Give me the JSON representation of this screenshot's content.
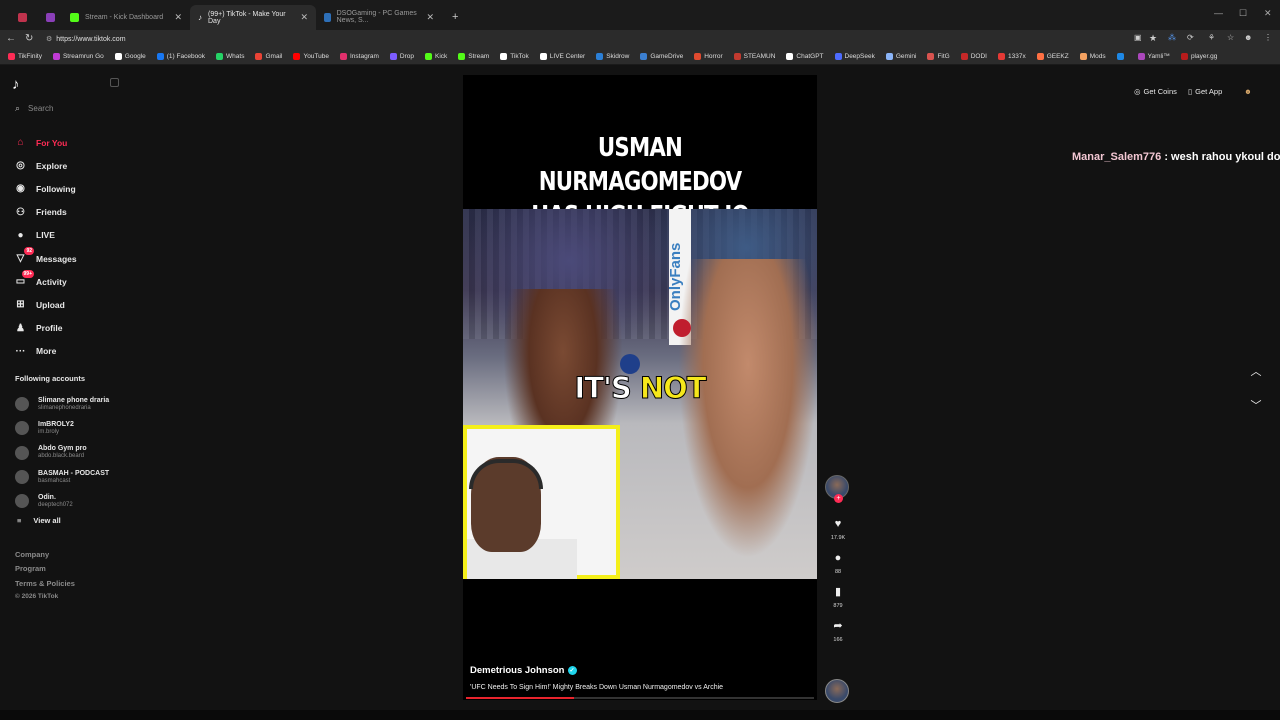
{
  "browser": {
    "tabs": [
      {
        "title": "",
        "color": "#c0334d"
      },
      {
        "title": "",
        "color": "#8a3fb8"
      },
      {
        "title": "Stream - Kick Dashboard",
        "color": "#53fc18"
      },
      {
        "title": "(99+) TikTok - Make Your Day",
        "color": "#ffffff"
      },
      {
        "title": "DSOGaming - PC Games News, S...",
        "color": "#2d6fb8"
      }
    ],
    "url": "https://www.tiktok.com",
    "bookmarks": [
      {
        "label": "TikFinity",
        "color": "#fe2c55"
      },
      {
        "label": "Streamrun Go",
        "color": "#c13bd6"
      },
      {
        "label": "Google",
        "color": "#ffffff"
      },
      {
        "label": "(1) Facebook",
        "color": "#1877f2"
      },
      {
        "label": "Whats",
        "color": "#25d366"
      },
      {
        "label": "Gmail",
        "color": "#ea4335"
      },
      {
        "label": "YouTube",
        "color": "#ff0000"
      },
      {
        "label": "Instagram",
        "color": "#e1306c"
      },
      {
        "label": "Drop",
        "color": "#7c5cff"
      },
      {
        "label": "Kick",
        "color": "#53fc18"
      },
      {
        "label": "Stream",
        "color": "#53fc18"
      },
      {
        "label": "TikTok",
        "color": "#ffffff"
      },
      {
        "label": "LIVE Center",
        "color": "#ffffff"
      },
      {
        "label": "Skidrow",
        "color": "#2b7fd6"
      },
      {
        "label": "GameDrive",
        "color": "#3b7fd0"
      },
      {
        "label": "Horror",
        "color": "#e04a2f"
      },
      {
        "label": "STEAMUN",
        "color": "#c23a2f"
      },
      {
        "label": "ChatGPT",
        "color": "#ffffff"
      },
      {
        "label": "DeepSeek",
        "color": "#4d6bfe"
      },
      {
        "label": "Gemini",
        "color": "#8ab4f8"
      },
      {
        "label": "FitG",
        "color": "#d9534f"
      },
      {
        "label": "DODI",
        "color": "#c62828"
      },
      {
        "label": "1337x",
        "color": "#e53935"
      },
      {
        "label": "GEEKZ",
        "color": "#ff7043"
      },
      {
        "label": "Mods",
        "color": "#f4a261"
      },
      {
        "label": "",
        "color": "#1e88e5"
      },
      {
        "label": "Yamli™",
        "color": "#ab47bc"
      },
      {
        "label": "player.gg",
        "color": "#b71c1c"
      }
    ]
  },
  "sidebar": {
    "search_placeholder": "Search",
    "nav": [
      {
        "label": "For You",
        "icon": "home-icon",
        "glyph": "⌂",
        "active": true,
        "badge": ""
      },
      {
        "label": "Explore",
        "icon": "compass-icon",
        "glyph": "◎",
        "active": false,
        "badge": ""
      },
      {
        "label": "Following",
        "icon": "following-icon",
        "glyph": "◉",
        "active": false,
        "badge": ""
      },
      {
        "label": "Friends",
        "icon": "friends-icon",
        "glyph": "⚇",
        "active": false,
        "badge": ""
      },
      {
        "label": "LIVE",
        "icon": "live-icon",
        "glyph": "●",
        "active": false,
        "badge": ""
      },
      {
        "label": "Messages",
        "icon": "messages-icon",
        "glyph": "▽",
        "active": false,
        "badge": "92"
      },
      {
        "label": "Activity",
        "icon": "activity-icon",
        "glyph": "▭",
        "active": false,
        "badge": "99+"
      },
      {
        "label": "Upload",
        "icon": "upload-icon",
        "glyph": "⊞",
        "active": false,
        "badge": ""
      },
      {
        "label": "Profile",
        "icon": "profile-icon",
        "glyph": "♟",
        "active": false,
        "badge": ""
      },
      {
        "label": "More",
        "icon": "more-icon",
        "glyph": "···",
        "active": false,
        "badge": ""
      }
    ],
    "following_title": "Following accounts",
    "accounts": [
      {
        "name": "Slimane phone draria",
        "handle": "slimanephonedraria"
      },
      {
        "name": "ImBROLY2",
        "handle": "im.broly"
      },
      {
        "name": "Abdo Gym pro",
        "handle": "abdo.black.beard"
      },
      {
        "name": "BASMAH - PODCAST",
        "handle": "basmahcast"
      },
      {
        "name": "Odin.",
        "handle": "deeptech072"
      }
    ],
    "view_all": "View all",
    "footer": [
      "Company",
      "Program",
      "Terms & Policies"
    ],
    "copyright": "© 2026 TikTok"
  },
  "header": {
    "get_coins": "Get Coins",
    "get_app": "Get App"
  },
  "chat": {
    "user": "Manar_Salem776",
    "message": " : wesh rahou ykoul doka"
  },
  "video": {
    "headline_line1": "USMAN NURMAGOMEDOV",
    "headline_line2": "HAS HIGH FIGHT IQ",
    "banner": "OnlyFans",
    "caption_white": "IT'S",
    "caption_yellow": "NOT",
    "author": "Demetrious Johnson",
    "description": "'UFC Needs To Sign Him!' Mighty Breaks Down Usman Nurmagomedov vs Archie",
    "progress": 0.31
  },
  "actions": {
    "likes": "17.9K",
    "comments": "88",
    "saves": "879",
    "shares": "166"
  },
  "colors": {
    "accent": "#fe2c55",
    "caption_yellow": "#f6e71b",
    "progress": "#e8242d"
  }
}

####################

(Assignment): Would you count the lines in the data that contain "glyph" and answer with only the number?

(Output of the exercise): 10